Interface dataset entries:
**********

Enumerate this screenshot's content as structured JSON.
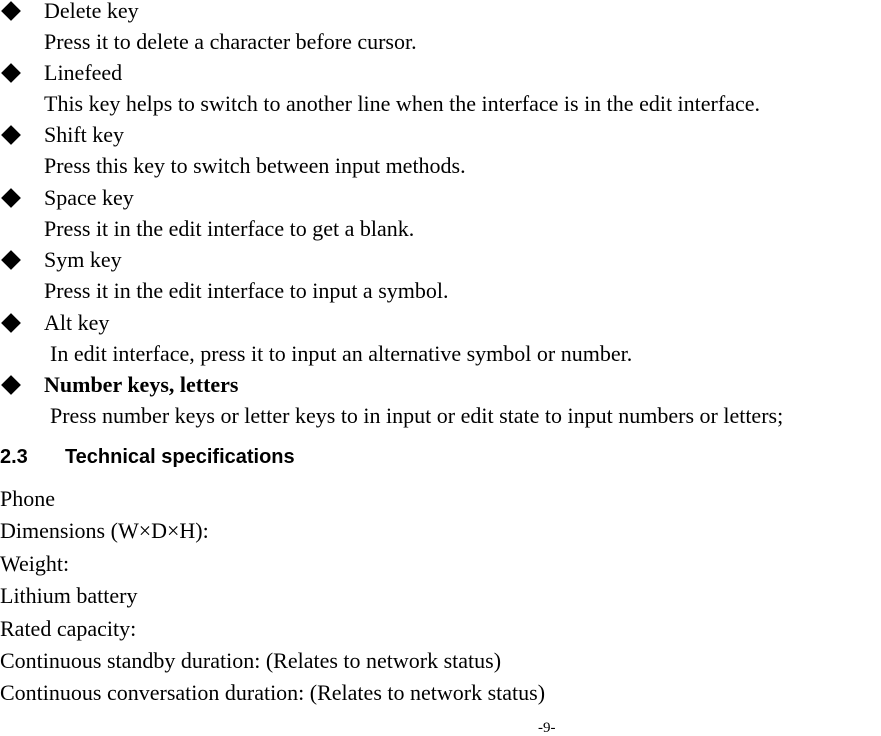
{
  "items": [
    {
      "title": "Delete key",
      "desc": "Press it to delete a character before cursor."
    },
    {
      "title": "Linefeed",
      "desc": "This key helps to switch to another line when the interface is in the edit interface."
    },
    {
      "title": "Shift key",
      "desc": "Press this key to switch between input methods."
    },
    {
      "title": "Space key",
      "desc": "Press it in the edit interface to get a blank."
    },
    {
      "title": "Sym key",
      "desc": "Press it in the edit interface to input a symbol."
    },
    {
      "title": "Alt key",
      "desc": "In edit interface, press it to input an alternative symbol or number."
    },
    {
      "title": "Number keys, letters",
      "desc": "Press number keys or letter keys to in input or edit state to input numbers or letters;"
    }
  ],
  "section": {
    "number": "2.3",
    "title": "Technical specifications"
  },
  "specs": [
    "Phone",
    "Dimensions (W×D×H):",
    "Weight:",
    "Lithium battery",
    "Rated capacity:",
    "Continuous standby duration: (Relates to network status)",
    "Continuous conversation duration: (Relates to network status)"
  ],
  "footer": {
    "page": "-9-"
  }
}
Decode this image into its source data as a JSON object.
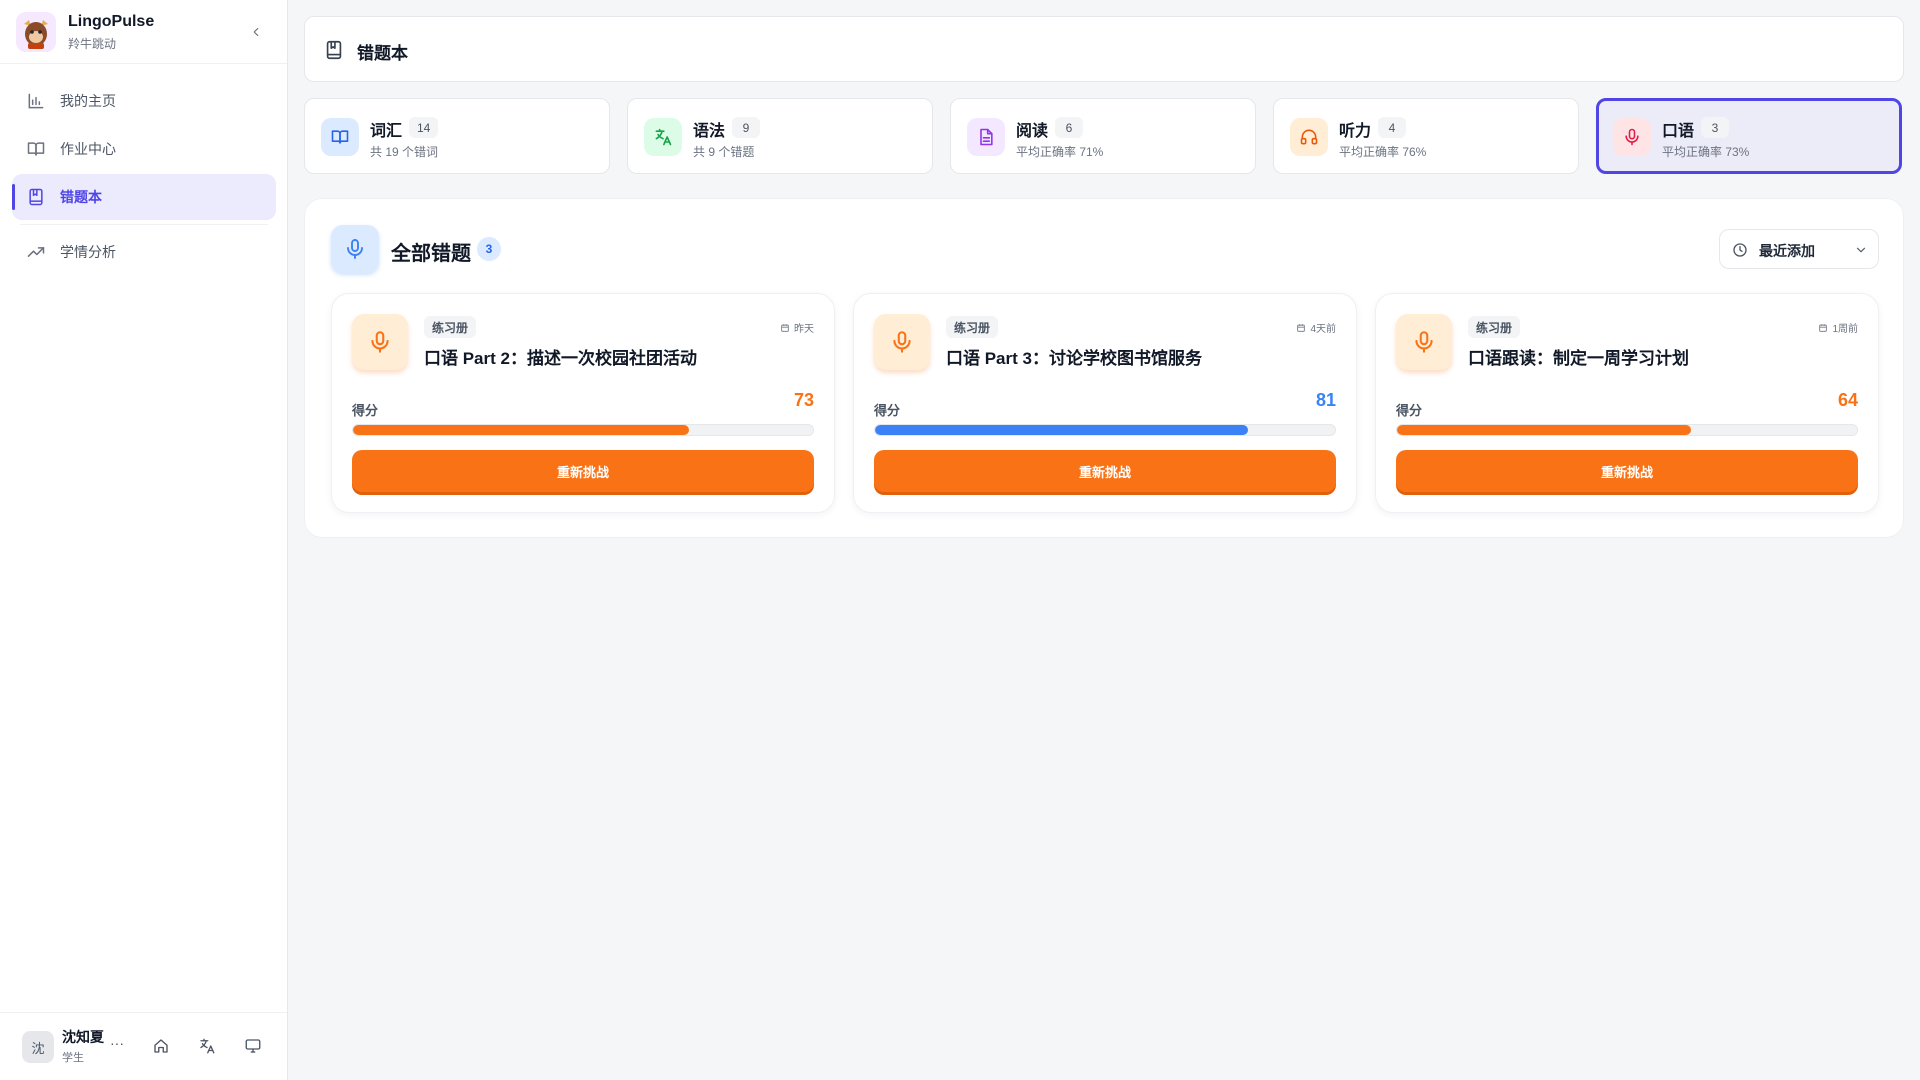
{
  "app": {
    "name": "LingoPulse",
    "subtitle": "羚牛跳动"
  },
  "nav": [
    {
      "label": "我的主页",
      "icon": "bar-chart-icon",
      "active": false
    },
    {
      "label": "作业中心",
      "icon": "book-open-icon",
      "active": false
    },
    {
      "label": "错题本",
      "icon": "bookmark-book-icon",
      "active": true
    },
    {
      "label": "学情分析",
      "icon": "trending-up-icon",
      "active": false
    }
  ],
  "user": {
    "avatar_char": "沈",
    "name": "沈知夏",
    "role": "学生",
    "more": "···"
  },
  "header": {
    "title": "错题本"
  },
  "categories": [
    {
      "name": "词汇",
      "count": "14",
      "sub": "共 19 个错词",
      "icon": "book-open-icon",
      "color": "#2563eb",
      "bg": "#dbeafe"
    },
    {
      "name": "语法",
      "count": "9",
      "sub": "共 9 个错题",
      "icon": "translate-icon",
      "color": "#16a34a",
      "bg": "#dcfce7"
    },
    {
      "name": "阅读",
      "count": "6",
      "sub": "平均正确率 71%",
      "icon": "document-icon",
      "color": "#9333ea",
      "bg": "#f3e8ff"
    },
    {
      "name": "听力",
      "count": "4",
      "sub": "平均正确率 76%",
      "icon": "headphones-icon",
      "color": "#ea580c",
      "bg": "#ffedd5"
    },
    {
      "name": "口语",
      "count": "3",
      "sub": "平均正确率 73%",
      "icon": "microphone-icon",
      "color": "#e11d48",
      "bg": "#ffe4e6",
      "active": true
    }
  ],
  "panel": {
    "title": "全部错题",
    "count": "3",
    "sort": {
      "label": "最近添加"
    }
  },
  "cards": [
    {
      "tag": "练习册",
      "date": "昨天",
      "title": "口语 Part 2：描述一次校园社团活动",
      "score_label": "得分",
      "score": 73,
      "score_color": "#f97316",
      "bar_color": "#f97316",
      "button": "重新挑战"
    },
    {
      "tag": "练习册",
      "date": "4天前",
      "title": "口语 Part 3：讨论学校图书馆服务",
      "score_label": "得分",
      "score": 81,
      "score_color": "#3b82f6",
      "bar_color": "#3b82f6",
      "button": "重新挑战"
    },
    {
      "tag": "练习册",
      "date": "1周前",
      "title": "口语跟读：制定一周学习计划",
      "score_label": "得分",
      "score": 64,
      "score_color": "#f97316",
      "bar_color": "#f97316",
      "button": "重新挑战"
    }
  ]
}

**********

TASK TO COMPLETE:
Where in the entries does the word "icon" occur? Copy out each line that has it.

SOLUTION TO THE EXERCISE:
      "icon": "bar-chart-icon",
      "icon": "book-open-icon",
      "icon": "bookmark-book-icon",
      "icon": "trending-up-icon",
      "icon": "book-open-icon",
      "icon": "translate-icon",
      "icon": "document-icon",
      "icon": "headphones-icon",
      "icon": "microphone-icon",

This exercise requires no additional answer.